For my high school-level students, you never really get the chance to become familiar with elements like this during a chemistry course. Because my high school students had done one simple coloring page a day, they internalized the lighter and heavier elements in their minds. For example, Hydrogen is atomic #1, and it is the lightest element. When we were halfway through the coloring book, we knew that the elements that we were familiar with were the lighter elements. The unfamiliar elements were on the bottom half of the chart. Each number goes up in atomic mass (or weight), so when my high school-level students were trying to find an element on the Periodic Table, they located the elements a lot more quickly because of their familiarity with each element. Like I said, we located one element on the chart per day as we colored the elements.
There is plenty of time during a school year to take it one element per day rather than just rushing through them. We also tried to locate those elements in real life each day when we could. For example, Sodium is present in table salt, so you can have a salt shaker in front of you as you read the Sodium page. We found some more elements in our rocks and minerals collection. When you study Helium, why not go to a party store and buy a Helium balloon to celebrate that element, which is obviously lighter than air!
There are no drawbacks from this chemistry coloring book aside from a few typos which are common in all books and don’t detract from the great content. Also, the book only covers the first 56 elements, and elements 72-86, which are the most common elements. I’m fine with that. We LOVED the book, and I highly recommend it for all the reasons I’ve mentioned.

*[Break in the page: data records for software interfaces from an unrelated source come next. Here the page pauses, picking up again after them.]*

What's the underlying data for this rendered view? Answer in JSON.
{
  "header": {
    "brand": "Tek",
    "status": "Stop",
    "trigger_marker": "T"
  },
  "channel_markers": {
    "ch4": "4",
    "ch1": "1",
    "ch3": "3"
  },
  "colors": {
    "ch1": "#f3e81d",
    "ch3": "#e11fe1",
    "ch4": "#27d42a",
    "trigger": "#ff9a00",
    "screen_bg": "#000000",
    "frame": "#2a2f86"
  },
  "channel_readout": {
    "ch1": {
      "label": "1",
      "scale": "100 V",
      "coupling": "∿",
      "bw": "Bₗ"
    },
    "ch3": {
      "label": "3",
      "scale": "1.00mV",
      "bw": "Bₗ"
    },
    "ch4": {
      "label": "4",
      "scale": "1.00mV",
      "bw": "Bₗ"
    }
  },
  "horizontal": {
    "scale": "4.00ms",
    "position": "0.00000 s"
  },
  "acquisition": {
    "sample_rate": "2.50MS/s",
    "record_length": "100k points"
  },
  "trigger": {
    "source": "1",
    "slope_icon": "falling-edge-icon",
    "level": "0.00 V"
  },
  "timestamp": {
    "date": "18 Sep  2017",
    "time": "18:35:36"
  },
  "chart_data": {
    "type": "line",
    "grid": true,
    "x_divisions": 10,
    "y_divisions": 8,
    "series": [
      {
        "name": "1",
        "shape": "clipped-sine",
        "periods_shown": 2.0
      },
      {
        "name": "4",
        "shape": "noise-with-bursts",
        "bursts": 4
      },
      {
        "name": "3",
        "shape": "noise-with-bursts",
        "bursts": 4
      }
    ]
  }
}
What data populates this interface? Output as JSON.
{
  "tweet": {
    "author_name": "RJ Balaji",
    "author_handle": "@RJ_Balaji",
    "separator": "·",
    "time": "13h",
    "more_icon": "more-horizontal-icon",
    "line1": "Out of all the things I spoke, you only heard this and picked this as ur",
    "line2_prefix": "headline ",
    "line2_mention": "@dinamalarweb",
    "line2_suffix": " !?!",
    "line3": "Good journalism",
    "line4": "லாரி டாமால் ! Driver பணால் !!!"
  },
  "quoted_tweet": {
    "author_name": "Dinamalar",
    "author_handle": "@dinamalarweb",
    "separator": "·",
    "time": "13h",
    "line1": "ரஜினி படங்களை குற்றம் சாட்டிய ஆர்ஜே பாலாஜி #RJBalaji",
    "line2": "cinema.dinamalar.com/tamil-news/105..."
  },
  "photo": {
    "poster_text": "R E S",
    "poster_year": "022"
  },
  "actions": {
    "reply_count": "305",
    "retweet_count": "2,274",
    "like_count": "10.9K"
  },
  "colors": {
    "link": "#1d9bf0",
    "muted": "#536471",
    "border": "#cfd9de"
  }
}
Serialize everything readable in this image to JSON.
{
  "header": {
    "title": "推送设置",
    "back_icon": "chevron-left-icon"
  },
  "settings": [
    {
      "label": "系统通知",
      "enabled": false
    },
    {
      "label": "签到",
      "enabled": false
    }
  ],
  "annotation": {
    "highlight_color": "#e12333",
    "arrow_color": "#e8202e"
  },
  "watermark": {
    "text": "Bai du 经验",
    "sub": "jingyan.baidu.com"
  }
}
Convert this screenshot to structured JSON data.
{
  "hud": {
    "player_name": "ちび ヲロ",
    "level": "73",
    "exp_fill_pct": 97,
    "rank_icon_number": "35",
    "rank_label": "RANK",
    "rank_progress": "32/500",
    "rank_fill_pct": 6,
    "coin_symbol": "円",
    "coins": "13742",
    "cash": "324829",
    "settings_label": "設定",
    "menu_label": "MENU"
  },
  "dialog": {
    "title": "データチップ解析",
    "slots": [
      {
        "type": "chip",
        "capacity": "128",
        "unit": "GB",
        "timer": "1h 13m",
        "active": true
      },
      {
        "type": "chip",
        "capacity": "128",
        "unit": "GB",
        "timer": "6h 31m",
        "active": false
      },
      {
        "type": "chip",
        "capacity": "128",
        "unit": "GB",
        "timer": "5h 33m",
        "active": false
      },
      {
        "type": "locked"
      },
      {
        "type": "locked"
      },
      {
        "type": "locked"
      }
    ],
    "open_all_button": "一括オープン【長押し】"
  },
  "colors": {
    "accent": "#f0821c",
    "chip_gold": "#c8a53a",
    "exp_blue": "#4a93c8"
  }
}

After going through The Periodic Table of Elements Coloring Book, whenever we watch a show that mentions any element on the Periodic Table, we know what the show is talking about. Because we are more knowledgeable about the elements, my kids are confident in their study of chemistry.